Available data ▸

════════════════

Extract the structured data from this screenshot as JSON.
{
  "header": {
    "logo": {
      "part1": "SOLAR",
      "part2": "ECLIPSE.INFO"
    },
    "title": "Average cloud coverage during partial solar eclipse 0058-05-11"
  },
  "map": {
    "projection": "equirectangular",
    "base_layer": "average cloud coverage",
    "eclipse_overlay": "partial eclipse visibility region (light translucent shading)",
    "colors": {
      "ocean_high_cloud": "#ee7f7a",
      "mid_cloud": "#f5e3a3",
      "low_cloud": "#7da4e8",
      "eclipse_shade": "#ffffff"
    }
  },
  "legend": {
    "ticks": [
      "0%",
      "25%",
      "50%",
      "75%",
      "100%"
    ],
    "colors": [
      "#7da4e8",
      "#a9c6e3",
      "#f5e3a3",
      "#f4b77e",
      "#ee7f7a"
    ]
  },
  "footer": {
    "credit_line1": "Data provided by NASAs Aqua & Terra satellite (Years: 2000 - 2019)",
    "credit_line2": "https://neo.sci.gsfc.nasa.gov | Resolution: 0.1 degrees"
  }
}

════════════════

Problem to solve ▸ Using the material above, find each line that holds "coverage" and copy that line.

Answer section ▸
    "title": "Average cloud coverage during partial solar eclipse 0058-05-11"
    "base_layer": "average cloud coverage",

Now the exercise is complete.